(ENTRIES PROVIDED)

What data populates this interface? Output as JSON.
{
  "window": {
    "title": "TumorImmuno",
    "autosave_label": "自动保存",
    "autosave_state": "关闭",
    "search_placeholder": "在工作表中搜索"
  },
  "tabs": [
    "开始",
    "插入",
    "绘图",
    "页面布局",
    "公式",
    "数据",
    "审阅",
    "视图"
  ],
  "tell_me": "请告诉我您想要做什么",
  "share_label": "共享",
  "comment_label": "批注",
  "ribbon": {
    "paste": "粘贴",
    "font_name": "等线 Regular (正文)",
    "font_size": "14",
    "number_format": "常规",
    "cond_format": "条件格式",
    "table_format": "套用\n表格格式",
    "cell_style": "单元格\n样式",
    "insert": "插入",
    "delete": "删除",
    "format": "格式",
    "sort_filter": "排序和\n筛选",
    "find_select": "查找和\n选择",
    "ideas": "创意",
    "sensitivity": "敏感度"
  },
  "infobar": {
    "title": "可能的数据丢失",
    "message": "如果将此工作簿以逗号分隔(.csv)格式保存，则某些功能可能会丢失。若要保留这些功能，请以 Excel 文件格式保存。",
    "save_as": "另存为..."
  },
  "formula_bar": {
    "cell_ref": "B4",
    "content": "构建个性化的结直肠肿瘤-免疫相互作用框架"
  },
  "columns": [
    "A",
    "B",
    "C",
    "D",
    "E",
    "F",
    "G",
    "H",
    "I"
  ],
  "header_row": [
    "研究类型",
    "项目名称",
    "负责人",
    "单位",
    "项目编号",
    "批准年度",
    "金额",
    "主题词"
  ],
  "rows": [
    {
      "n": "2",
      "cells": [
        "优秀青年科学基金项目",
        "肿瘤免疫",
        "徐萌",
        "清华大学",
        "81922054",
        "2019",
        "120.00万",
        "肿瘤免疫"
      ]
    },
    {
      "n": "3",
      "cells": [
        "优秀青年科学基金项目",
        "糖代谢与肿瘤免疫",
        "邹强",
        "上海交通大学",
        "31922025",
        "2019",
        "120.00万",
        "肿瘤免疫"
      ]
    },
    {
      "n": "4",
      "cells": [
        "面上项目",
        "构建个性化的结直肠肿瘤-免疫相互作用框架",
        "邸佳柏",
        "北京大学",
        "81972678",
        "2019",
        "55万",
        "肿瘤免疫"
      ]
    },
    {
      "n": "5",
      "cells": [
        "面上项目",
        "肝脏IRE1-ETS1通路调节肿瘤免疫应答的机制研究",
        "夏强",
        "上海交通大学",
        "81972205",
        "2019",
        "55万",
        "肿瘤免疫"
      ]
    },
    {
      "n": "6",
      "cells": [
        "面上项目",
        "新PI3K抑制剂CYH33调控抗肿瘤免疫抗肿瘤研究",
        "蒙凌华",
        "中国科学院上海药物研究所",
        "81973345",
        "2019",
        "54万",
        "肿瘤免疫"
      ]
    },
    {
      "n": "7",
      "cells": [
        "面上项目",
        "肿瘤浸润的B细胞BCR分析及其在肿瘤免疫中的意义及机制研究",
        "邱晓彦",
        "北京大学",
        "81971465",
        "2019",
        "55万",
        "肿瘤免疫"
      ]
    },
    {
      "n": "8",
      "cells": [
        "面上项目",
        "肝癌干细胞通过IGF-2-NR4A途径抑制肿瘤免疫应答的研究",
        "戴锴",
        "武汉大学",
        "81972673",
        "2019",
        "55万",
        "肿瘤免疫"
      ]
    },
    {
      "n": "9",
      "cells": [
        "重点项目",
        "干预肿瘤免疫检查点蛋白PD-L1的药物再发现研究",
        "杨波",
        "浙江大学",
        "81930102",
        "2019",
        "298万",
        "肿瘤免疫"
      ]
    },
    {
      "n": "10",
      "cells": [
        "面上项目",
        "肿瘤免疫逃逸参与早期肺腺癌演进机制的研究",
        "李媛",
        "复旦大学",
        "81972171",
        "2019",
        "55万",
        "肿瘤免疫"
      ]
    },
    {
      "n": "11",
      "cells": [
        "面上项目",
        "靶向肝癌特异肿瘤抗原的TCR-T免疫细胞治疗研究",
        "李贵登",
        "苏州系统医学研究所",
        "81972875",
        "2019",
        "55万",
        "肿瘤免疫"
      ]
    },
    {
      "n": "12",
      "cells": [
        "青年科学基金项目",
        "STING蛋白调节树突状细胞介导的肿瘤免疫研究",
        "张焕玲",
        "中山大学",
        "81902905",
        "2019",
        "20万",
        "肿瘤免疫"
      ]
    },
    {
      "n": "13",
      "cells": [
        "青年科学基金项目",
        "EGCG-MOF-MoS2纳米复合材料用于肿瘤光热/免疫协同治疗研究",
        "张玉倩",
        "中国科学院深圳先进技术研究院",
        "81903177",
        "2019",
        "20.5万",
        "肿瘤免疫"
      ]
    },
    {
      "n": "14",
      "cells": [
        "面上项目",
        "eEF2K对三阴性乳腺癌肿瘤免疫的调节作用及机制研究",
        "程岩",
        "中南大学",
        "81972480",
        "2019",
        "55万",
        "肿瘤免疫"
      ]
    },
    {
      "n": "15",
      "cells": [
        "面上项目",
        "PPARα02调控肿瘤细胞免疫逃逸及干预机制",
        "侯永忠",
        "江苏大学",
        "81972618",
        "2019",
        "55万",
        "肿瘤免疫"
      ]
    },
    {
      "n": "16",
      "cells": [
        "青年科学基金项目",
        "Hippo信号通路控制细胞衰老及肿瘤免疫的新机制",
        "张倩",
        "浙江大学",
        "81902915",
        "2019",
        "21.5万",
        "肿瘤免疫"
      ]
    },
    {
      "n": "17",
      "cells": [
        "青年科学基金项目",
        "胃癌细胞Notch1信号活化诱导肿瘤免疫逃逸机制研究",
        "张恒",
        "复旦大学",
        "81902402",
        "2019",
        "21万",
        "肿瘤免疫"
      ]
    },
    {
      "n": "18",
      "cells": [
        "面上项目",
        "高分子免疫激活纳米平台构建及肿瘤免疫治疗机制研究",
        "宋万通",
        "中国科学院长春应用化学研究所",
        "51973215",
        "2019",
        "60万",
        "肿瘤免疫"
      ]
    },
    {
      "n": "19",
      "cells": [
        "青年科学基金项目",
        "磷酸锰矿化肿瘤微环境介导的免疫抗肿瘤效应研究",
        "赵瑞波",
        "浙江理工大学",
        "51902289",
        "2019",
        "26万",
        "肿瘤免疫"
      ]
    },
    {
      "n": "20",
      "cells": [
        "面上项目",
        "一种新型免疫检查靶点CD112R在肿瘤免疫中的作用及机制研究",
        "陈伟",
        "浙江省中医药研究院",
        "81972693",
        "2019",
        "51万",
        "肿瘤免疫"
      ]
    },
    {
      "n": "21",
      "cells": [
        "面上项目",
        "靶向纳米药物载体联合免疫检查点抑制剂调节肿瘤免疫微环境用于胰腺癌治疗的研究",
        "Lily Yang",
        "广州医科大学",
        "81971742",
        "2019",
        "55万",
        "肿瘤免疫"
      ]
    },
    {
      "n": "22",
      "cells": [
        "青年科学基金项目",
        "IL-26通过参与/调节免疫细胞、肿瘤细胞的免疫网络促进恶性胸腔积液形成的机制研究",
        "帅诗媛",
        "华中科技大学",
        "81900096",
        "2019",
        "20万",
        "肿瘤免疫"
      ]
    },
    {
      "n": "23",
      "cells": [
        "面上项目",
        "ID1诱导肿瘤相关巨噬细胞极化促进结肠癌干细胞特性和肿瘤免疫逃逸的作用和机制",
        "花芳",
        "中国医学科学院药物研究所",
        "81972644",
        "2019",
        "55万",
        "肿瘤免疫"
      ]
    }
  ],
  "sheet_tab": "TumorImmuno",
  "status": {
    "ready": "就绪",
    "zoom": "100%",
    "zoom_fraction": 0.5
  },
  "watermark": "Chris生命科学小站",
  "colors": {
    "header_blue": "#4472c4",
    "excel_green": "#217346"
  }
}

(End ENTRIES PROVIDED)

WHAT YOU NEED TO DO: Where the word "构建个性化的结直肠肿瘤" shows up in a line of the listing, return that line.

YOUR RESPONSE:
    "content": "构建个性化的结直肠肿瘤-免疫相互作用框架"
        "构建个性化的结直肠肿瘤-免疫相互作用框架",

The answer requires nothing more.